Those same two researchers, John Dominic Crossan and Sarah Sexton Crossan, likewise traveled to Moscow to view illustrations of resurrection drawn in ninth-century Psalm books. They tell, in their book’s travelogue detective style, that in the late 840s in Constantinople, artists created three Psalters with illustrations in them. As they pored over these Psalters, examining pictures in dusty margins, they discovered that the Resurrection images sit right next to the Psalmist’s prayers for God to rise up against injustice. For example: “Rise up, O Lord; lift yourself up against the fury of my enemies,” from Psalm 7. “Rise up, Oh Lord. O God, lift up your hand, do not forget the oppressed,” from Psalm 10. The pairing of ancient image and Psalm teach us an Easter truth, that the rising of Jesus Christ is intimately connected with the rising up against oppression.
The message has been there in the Scriptures for generations. Long before obscure Eastern Orthodox Psalters and monasteries, a writer in Paul’s name wrote a letter to Jesus-followers in the city of Colossae. The writer starts with a famous hymn, a hymn to Christ. Except somehow this hymn is addressed to a presence or possibility that has moved far beyond, yet still includes, the human Jesus. Christ is, this writer says, the firstborn of all creation and the firstborn from among the dead. Christ is raised first, in other words, to initiate new possibilities, new worlds, and to reconcile all things in heaven and on earth.
The scope of resurrection matters.

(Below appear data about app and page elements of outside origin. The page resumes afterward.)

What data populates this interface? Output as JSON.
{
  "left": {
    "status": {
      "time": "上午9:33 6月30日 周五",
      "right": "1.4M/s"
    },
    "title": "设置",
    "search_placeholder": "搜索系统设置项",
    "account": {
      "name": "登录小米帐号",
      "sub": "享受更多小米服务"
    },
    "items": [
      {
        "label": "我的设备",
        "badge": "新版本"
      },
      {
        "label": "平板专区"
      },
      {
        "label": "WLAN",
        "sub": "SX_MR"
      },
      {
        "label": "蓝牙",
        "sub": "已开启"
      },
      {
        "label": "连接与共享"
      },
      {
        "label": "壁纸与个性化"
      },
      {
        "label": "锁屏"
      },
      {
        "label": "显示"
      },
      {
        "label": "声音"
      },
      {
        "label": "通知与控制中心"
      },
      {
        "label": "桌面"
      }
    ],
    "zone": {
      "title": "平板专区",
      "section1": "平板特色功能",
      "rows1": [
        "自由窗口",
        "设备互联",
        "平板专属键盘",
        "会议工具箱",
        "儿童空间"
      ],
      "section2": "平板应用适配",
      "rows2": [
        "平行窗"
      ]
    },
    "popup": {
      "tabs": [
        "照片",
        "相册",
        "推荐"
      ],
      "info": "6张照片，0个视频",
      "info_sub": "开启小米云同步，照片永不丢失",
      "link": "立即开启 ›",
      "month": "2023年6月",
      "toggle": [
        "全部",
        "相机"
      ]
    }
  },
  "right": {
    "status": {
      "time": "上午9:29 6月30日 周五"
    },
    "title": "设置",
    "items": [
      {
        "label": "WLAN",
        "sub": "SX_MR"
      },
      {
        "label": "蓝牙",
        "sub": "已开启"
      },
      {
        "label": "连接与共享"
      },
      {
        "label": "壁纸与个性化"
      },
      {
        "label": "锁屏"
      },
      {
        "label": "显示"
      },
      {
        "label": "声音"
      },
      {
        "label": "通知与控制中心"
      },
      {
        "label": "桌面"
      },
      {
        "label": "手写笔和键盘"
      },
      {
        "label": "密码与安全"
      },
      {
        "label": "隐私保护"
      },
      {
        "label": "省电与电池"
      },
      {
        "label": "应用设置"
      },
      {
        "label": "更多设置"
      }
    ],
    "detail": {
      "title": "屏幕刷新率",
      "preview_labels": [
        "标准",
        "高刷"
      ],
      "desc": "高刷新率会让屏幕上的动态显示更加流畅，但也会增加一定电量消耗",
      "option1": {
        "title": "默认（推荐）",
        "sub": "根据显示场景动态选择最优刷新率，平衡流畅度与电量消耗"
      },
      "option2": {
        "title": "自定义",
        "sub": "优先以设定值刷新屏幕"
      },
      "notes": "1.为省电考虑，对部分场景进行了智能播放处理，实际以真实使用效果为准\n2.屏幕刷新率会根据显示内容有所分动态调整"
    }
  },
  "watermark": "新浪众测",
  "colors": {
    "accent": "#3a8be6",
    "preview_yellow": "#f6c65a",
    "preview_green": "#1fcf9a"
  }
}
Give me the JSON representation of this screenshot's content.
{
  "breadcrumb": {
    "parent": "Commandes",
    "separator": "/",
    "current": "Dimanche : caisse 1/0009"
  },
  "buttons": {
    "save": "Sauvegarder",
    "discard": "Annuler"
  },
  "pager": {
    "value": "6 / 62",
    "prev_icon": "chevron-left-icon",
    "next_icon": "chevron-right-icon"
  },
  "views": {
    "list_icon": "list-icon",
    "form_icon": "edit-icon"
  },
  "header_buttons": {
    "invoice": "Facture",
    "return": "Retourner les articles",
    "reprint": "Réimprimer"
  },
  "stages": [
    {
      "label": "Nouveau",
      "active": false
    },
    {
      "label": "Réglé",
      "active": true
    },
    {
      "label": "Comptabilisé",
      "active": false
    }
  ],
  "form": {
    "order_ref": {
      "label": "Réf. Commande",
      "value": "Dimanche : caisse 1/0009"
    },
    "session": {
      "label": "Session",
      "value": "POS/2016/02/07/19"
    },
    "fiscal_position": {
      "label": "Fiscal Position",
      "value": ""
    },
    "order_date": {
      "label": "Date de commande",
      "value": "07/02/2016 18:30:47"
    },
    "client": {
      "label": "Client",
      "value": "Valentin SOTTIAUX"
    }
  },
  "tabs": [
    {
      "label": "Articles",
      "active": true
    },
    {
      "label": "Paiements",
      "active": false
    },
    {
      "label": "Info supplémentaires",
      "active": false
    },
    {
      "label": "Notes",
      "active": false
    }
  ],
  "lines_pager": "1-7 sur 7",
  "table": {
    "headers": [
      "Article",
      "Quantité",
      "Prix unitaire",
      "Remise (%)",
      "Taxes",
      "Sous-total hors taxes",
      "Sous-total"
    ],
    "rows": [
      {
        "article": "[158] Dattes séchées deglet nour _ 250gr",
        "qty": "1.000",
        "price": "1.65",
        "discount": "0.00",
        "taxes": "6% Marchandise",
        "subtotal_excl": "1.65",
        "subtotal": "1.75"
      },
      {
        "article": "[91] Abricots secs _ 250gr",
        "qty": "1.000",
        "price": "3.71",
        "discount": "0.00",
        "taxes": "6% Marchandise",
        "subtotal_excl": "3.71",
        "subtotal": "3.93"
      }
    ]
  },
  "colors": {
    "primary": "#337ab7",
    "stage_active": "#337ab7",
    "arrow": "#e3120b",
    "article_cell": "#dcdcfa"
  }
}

Jesus rises first but then brings everyone else with him, including the creation itself. Our Lady Mother Earth rises, too. The Easter vigil in the Catholic Church prays: “Exult, all creation, around God’s throne; Rejoice, O Earth, in shining splendor.” We are becoming painfully aware, however, that Mother Earth’s rising is intimately connected with our rising, with our ability to see, to believe, and to live as if death is not the end. With a climate increase of four degrees, which the majority of scientists predict will happen, this article says the following: coastal cities will still be inundated, risks of food production and malnutrition will increase across the globe, unprecedented heat waves will become worse. Nothing less than a massive vision of earth’s renewal, and the global economy’s reconfiguration for the poor will suffice. As Bill McKibben put it, “The Green New Deal is not scary. Climate change is scary.”
Jesus Christ has risen. The women are rising, the poor and marginalized are rising, all humanity is rising, the earth and the cosmos are rising. New possibilities, new worlds surround every day, and especially this day.
Photo credit: Kariye Müzesi aka Kariye Camii (aka Church of St. Savior in Chora or simply Chora Church). Anastasis fresco, depicting the resurrection of Christ. Creative Commons 2.0 License.